**Assignment**
Identify all lines of the data containing the string "structured" and copy them.

**Information shown**

-=-=-=-=-

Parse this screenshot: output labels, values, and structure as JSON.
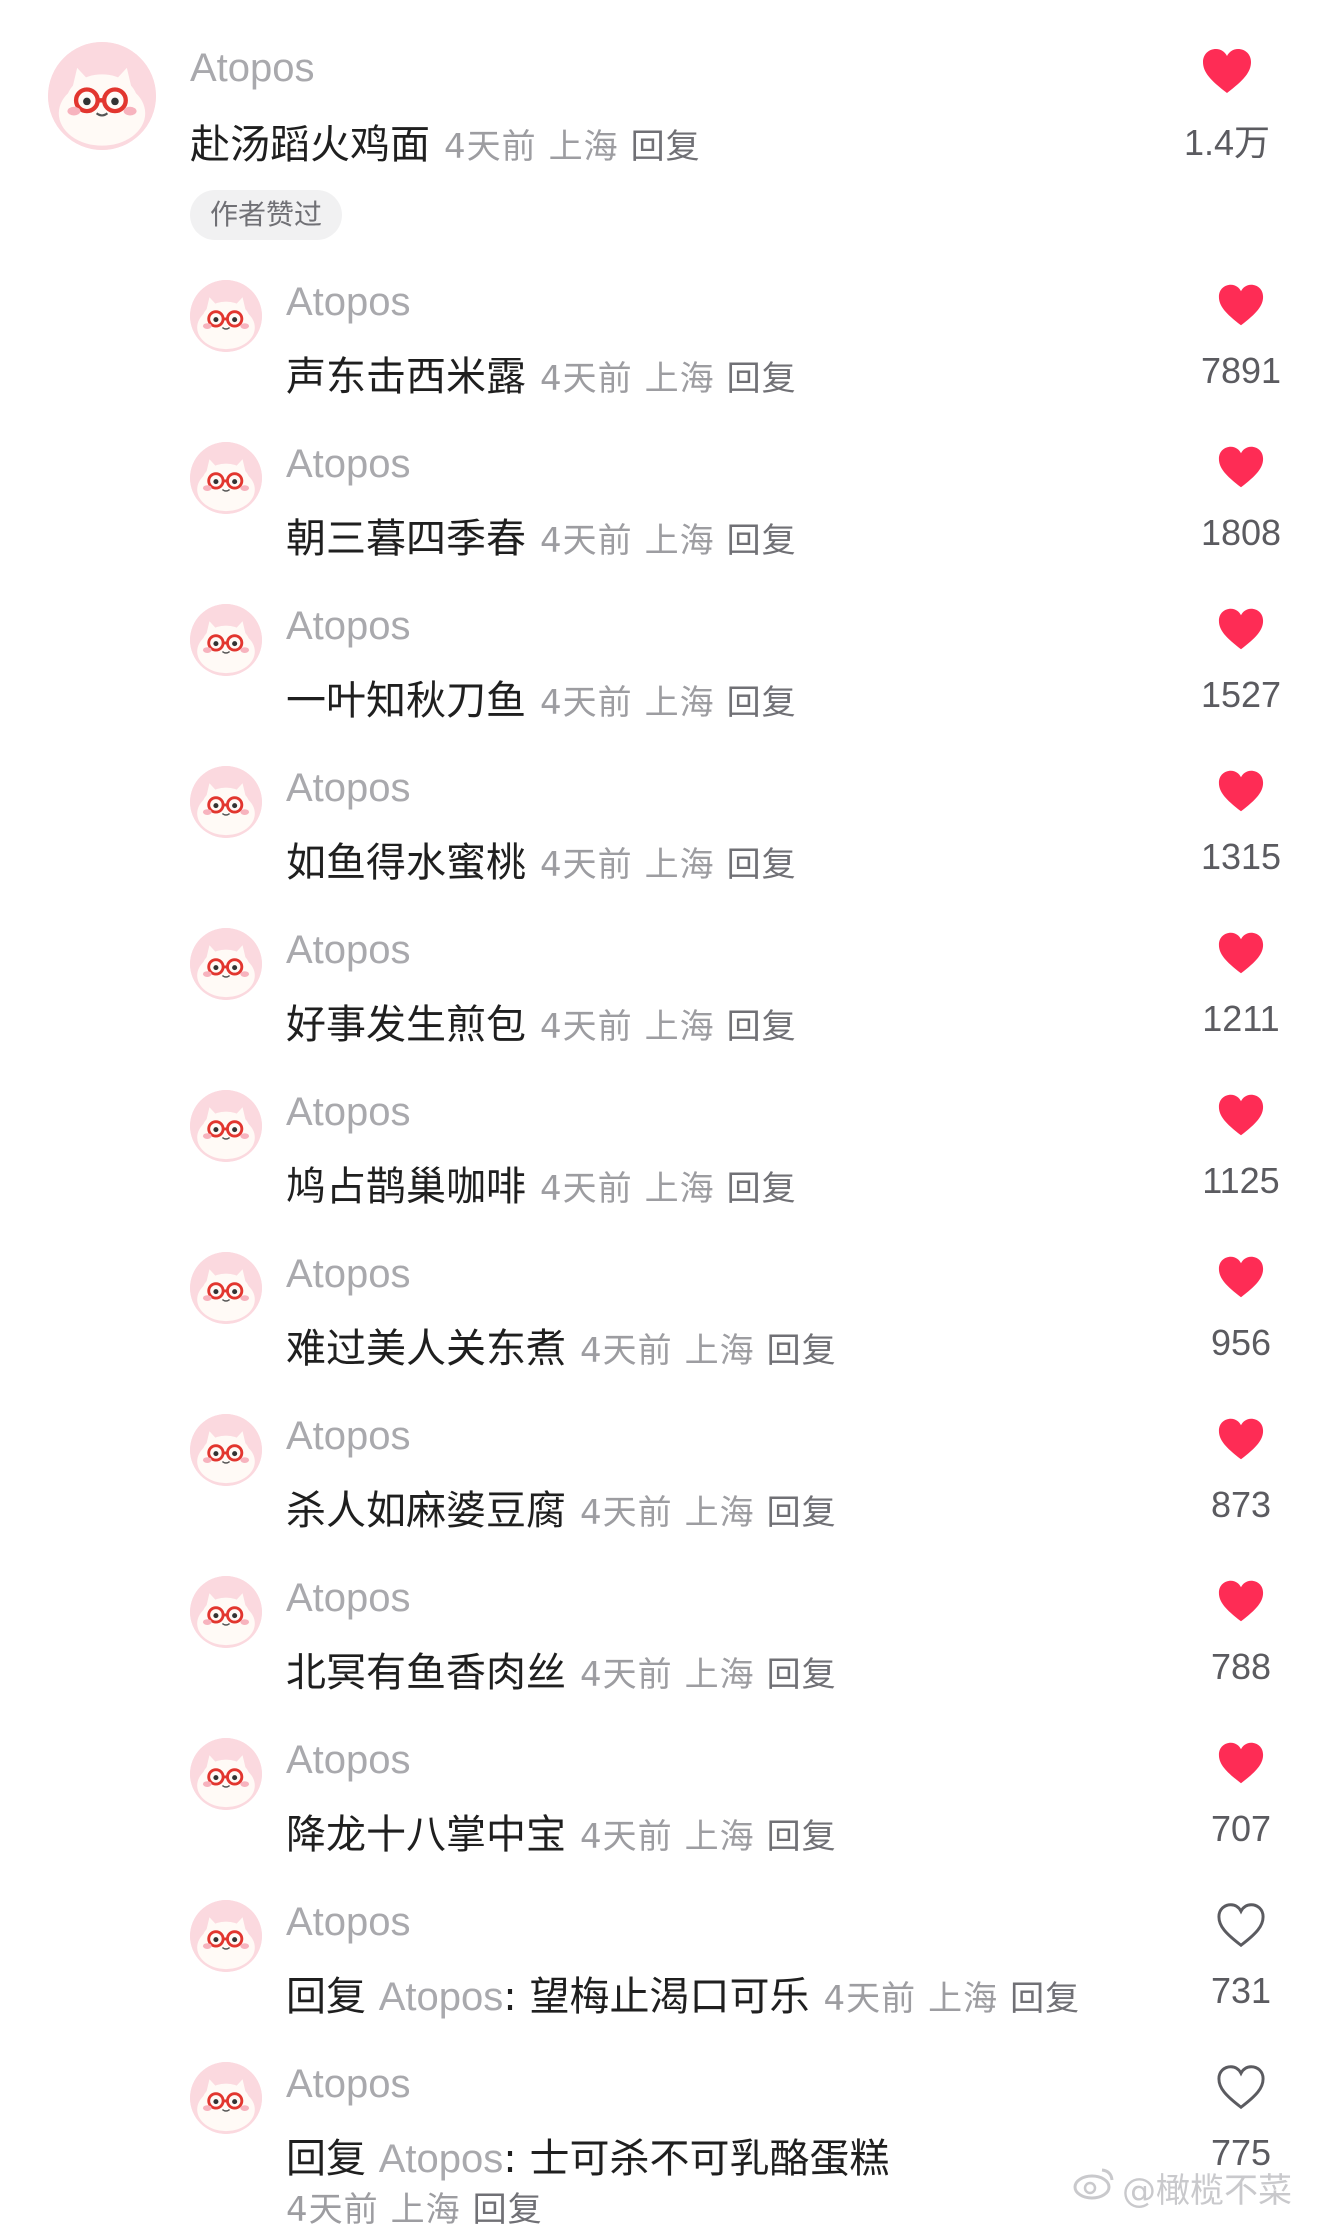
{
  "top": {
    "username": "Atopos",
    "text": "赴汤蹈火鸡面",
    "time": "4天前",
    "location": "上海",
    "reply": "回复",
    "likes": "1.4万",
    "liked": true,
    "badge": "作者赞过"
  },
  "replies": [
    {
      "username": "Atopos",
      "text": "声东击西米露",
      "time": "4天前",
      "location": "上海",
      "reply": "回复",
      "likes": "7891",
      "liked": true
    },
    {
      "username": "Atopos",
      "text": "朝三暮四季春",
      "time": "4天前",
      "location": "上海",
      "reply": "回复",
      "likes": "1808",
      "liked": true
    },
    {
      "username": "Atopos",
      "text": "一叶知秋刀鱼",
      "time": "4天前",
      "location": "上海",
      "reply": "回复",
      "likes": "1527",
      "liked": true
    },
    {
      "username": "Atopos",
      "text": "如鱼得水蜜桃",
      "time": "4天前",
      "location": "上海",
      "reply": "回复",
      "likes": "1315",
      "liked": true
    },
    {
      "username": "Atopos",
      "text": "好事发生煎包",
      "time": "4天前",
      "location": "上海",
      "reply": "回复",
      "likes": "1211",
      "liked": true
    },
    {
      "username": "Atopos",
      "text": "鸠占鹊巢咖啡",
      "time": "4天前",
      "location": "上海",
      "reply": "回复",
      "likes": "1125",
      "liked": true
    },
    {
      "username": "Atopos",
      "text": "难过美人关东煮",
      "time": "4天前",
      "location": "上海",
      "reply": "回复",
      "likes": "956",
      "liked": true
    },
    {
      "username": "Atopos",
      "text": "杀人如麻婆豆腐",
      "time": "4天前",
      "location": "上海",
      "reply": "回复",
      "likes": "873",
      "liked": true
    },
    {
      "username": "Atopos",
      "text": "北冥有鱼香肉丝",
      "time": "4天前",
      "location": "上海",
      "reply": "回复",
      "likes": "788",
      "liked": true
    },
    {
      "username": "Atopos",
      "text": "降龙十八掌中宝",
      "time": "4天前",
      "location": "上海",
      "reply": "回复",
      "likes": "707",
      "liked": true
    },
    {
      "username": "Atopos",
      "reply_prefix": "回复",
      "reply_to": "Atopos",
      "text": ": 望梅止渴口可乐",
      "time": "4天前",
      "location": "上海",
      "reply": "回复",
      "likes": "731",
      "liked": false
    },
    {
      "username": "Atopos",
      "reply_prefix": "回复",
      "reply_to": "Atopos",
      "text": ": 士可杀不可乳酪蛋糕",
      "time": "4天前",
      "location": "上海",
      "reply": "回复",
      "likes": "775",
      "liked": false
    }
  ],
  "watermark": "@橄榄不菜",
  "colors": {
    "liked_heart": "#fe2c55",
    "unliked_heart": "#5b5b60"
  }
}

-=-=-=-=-

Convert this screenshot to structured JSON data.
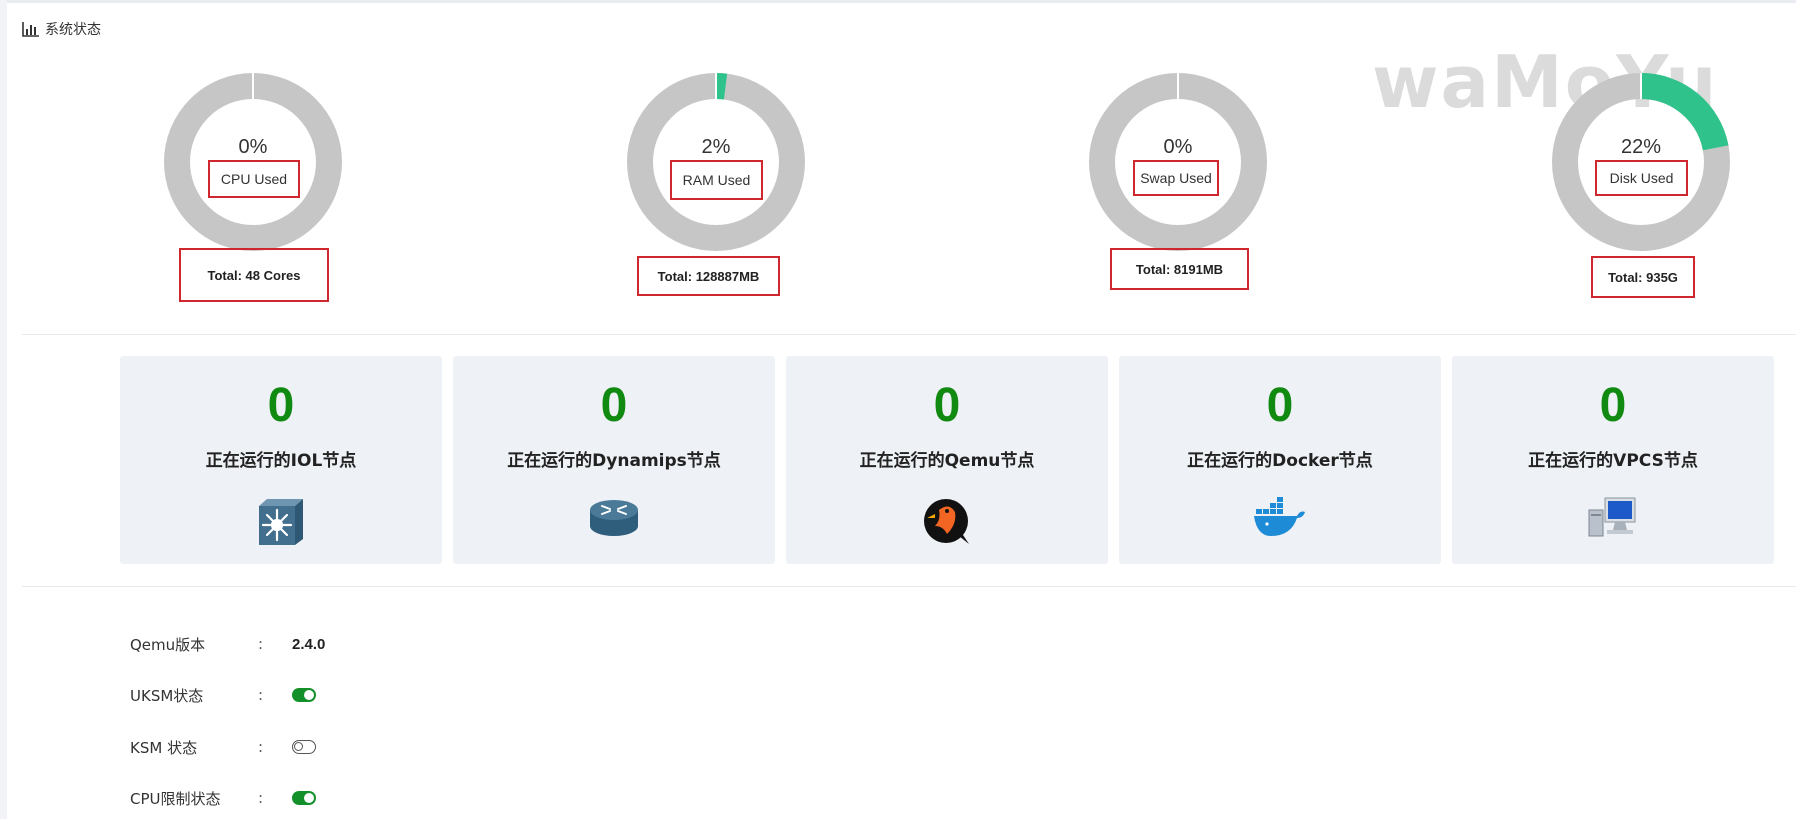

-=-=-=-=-

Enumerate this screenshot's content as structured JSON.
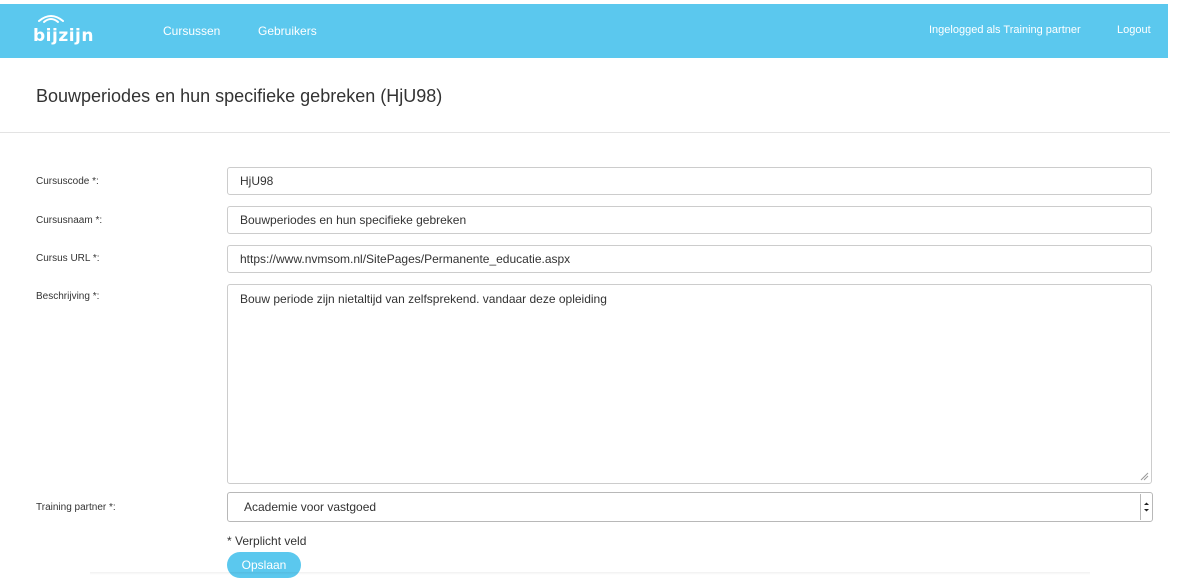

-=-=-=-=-

**Answer section**
Convert this screenshot to structured JSON data.
Enumerate this screenshot's content as structured JSON.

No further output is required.